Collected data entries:
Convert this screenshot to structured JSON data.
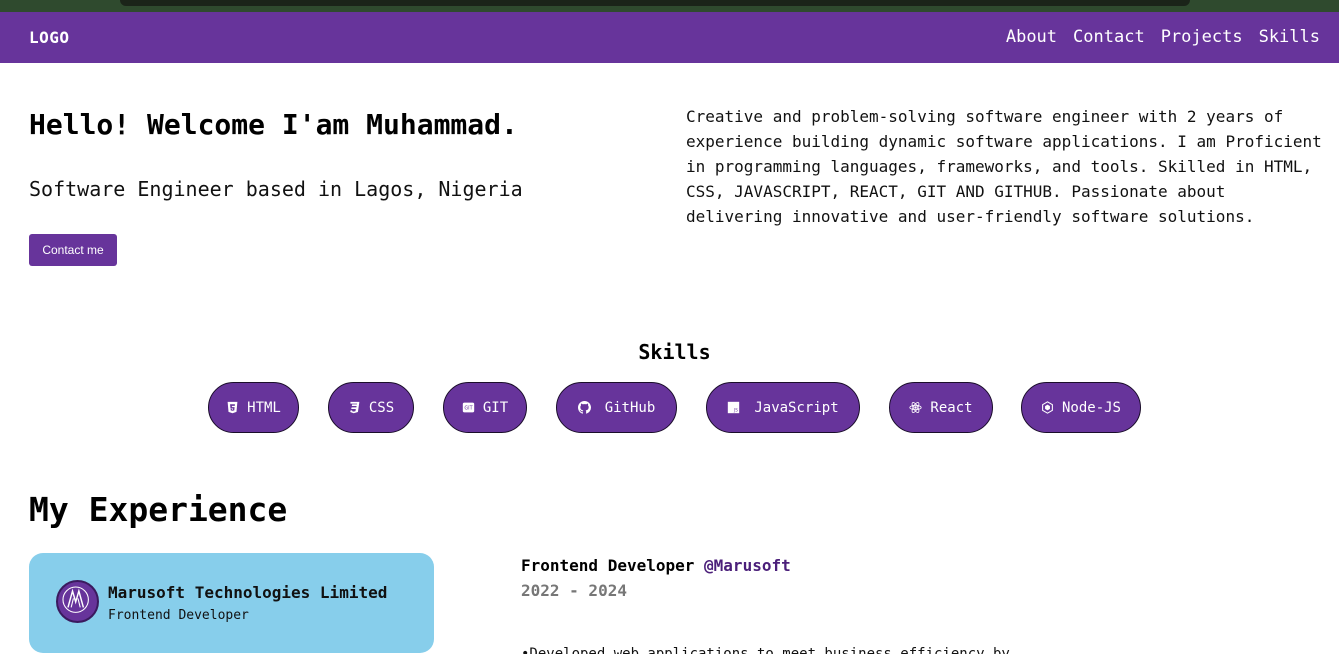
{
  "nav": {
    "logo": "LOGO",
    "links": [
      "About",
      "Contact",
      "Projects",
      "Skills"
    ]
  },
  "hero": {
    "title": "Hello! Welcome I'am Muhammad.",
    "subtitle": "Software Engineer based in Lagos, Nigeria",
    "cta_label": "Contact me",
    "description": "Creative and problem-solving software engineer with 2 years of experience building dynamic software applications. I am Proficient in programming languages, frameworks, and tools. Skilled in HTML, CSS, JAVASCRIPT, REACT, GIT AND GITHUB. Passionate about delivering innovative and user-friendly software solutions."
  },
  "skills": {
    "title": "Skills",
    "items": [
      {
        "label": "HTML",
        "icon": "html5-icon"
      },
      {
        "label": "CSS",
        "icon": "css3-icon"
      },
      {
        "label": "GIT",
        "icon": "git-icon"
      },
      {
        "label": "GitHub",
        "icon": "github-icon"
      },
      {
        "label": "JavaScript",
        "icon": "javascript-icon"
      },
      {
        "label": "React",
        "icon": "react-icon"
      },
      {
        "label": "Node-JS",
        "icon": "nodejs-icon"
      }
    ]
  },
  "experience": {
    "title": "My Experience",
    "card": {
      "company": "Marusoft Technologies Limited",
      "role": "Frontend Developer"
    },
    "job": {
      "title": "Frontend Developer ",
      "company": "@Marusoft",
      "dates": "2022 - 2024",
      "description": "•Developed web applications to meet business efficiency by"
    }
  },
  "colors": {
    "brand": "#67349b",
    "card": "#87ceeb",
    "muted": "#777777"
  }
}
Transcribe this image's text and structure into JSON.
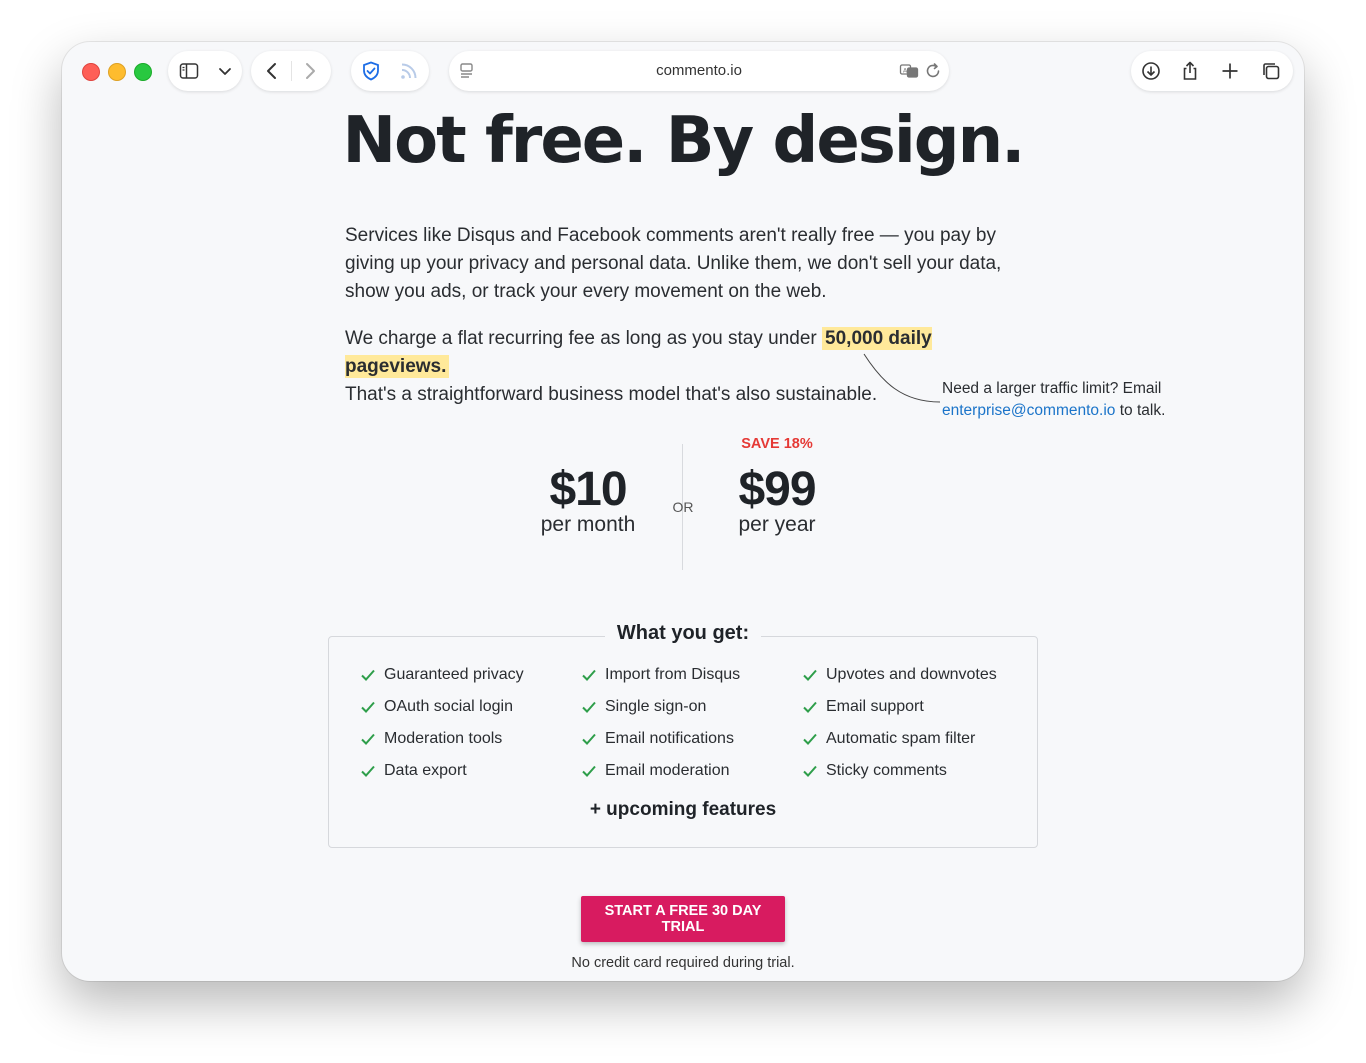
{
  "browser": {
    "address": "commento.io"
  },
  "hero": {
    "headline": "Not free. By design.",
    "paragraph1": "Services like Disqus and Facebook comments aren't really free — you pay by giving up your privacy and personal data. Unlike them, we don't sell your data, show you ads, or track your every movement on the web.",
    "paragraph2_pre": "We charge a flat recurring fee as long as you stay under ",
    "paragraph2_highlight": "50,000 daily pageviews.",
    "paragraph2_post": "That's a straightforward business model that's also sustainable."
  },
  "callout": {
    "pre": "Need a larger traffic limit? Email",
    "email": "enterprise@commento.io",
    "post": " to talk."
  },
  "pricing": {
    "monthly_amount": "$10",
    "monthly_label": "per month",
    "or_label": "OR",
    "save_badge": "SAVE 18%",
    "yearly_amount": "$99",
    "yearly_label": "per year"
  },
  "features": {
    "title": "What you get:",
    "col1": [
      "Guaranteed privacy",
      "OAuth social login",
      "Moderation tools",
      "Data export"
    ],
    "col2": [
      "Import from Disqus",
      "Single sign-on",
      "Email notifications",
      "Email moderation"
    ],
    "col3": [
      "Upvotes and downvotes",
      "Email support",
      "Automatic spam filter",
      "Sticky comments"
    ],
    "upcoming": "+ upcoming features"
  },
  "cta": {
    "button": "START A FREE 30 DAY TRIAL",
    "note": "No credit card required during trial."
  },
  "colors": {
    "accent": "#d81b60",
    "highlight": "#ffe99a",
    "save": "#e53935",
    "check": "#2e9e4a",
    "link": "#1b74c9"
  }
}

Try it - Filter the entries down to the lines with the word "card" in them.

Reply -
    "card": {
    "card": "#87ceeb",
    "note": "No credit card required during trial."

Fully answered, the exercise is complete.